Problem statement: Lines that contain the string "content" are the ones to list; copy all of them from the records.

===

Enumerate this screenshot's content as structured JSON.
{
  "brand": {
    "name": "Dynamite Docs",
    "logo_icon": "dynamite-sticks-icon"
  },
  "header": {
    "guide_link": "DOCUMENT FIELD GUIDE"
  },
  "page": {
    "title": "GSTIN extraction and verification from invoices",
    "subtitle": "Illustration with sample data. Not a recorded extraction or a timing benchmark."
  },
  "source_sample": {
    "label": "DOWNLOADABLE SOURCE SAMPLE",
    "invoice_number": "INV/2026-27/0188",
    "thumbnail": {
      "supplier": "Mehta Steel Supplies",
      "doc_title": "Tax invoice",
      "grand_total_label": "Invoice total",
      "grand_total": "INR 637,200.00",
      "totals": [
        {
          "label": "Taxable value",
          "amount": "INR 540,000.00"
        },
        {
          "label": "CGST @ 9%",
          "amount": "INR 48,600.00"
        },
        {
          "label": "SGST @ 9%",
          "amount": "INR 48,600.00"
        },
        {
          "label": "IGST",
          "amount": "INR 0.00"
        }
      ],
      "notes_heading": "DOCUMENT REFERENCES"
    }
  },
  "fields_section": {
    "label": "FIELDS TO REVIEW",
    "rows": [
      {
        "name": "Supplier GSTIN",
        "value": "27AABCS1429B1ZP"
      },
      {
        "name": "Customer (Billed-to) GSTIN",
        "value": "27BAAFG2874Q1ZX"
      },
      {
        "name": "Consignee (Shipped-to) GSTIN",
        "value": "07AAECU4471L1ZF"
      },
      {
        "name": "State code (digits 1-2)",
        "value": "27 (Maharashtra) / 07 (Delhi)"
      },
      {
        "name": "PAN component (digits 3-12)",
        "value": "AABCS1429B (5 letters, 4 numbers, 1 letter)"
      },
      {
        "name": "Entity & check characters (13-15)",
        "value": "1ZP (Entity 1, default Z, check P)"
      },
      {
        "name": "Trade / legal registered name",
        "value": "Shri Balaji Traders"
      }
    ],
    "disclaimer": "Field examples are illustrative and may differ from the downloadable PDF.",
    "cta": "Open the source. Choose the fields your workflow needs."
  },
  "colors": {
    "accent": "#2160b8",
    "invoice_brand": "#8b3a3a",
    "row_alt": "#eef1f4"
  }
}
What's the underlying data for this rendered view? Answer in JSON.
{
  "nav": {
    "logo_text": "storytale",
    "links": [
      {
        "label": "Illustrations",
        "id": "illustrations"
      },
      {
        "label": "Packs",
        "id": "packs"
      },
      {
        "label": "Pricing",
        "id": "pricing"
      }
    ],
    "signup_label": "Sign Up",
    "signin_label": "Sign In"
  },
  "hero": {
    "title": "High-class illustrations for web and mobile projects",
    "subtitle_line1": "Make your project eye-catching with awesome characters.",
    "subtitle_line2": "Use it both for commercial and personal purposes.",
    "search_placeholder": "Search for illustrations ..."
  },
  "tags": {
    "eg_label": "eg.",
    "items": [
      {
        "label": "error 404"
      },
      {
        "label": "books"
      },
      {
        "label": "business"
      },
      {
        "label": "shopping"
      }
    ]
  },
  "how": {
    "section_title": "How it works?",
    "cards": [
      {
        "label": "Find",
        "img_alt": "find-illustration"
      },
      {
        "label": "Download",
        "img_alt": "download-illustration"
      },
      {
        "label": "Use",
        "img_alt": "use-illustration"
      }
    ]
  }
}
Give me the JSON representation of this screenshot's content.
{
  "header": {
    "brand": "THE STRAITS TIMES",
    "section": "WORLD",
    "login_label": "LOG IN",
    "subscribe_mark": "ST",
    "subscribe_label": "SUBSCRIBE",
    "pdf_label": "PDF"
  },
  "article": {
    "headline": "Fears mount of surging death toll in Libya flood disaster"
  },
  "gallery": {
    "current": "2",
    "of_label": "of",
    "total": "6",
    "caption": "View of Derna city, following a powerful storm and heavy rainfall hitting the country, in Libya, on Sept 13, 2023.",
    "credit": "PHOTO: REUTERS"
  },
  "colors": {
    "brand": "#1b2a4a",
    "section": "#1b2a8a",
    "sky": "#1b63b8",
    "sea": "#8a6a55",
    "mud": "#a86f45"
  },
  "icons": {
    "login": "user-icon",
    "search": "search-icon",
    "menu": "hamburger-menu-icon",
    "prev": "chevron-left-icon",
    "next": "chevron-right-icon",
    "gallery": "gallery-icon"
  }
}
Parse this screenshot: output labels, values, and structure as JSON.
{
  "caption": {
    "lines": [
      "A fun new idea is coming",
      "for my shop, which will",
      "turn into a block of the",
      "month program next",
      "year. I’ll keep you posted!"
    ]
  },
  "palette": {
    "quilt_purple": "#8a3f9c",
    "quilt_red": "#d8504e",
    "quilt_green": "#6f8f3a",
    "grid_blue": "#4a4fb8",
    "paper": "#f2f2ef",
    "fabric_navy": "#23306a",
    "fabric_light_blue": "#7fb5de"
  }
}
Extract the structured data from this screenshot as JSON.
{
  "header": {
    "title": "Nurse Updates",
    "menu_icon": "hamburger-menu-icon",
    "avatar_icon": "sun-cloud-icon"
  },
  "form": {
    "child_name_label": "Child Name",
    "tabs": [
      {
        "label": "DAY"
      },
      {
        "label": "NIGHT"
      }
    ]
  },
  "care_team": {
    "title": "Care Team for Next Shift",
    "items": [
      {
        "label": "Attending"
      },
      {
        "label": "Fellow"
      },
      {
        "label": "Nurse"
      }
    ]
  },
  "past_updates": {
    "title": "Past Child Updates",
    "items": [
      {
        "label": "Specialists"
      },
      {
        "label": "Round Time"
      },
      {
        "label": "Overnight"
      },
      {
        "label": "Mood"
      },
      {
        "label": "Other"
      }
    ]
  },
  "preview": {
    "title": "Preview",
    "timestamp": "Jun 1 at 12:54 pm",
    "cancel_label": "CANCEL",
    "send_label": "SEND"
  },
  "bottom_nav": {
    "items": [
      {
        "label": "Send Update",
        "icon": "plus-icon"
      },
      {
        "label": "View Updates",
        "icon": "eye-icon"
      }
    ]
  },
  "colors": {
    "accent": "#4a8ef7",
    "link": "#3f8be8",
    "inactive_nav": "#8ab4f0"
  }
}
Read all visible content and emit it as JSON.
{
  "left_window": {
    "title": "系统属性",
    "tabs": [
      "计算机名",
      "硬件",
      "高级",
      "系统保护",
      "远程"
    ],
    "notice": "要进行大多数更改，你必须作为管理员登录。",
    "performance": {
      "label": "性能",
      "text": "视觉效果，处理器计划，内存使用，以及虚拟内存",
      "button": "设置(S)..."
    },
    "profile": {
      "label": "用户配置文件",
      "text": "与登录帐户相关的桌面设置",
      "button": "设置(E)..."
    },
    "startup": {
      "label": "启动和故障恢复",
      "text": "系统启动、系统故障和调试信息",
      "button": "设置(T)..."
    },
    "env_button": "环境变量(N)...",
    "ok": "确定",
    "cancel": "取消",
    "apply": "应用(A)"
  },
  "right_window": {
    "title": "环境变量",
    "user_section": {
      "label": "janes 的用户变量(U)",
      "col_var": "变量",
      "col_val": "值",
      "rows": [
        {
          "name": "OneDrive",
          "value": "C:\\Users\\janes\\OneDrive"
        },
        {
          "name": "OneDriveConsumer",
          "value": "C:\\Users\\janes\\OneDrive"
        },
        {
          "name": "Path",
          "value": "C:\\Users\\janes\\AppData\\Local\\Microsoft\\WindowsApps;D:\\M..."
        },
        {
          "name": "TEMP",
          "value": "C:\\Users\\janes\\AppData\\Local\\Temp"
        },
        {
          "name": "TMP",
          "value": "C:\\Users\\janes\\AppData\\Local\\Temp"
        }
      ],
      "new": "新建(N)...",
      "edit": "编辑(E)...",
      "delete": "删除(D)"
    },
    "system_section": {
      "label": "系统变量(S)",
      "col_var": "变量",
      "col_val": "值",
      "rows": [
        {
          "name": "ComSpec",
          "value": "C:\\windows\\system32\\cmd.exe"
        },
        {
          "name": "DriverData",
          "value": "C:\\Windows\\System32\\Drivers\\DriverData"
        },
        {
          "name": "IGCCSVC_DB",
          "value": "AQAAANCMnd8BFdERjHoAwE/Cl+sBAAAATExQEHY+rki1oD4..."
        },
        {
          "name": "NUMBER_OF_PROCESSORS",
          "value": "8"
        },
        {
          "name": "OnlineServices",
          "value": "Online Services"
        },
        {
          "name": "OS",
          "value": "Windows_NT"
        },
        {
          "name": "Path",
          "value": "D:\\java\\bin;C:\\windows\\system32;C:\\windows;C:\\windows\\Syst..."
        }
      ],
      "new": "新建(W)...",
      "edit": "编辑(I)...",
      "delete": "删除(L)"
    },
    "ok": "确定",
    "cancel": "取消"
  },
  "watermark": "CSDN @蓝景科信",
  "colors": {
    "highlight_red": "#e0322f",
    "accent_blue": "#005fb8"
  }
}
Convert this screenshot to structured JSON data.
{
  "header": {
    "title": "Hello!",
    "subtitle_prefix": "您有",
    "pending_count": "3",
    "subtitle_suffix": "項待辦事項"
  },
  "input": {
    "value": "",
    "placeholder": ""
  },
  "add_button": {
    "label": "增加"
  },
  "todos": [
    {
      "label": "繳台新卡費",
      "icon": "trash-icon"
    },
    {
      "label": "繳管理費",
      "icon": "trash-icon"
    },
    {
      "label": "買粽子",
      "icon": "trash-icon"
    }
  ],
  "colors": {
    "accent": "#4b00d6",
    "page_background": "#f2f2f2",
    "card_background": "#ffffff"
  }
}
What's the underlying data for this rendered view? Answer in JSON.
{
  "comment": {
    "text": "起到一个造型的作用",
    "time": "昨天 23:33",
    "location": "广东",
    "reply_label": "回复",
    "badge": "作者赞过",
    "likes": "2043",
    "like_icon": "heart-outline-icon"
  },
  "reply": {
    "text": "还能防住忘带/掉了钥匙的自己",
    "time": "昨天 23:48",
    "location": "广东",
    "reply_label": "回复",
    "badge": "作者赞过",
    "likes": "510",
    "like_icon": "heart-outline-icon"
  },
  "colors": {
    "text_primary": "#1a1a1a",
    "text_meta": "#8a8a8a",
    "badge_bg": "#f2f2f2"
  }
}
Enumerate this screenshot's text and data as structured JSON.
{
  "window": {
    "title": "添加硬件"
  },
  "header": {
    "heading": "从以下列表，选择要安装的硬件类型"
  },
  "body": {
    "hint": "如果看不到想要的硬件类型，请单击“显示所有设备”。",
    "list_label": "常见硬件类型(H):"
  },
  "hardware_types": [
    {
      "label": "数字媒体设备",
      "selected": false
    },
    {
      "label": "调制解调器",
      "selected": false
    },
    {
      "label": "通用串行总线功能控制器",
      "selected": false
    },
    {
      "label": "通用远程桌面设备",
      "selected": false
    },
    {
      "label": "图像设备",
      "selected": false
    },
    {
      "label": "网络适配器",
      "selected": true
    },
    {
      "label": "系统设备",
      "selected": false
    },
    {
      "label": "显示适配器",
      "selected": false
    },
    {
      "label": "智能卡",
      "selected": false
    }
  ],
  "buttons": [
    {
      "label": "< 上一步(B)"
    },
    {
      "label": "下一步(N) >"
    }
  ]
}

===

Answer to this exercise:
Enumerate this screenshot's content as structured JSON.
Give me the JSON representation of this screenshot's content.
Read all visible content and emit it as JSON.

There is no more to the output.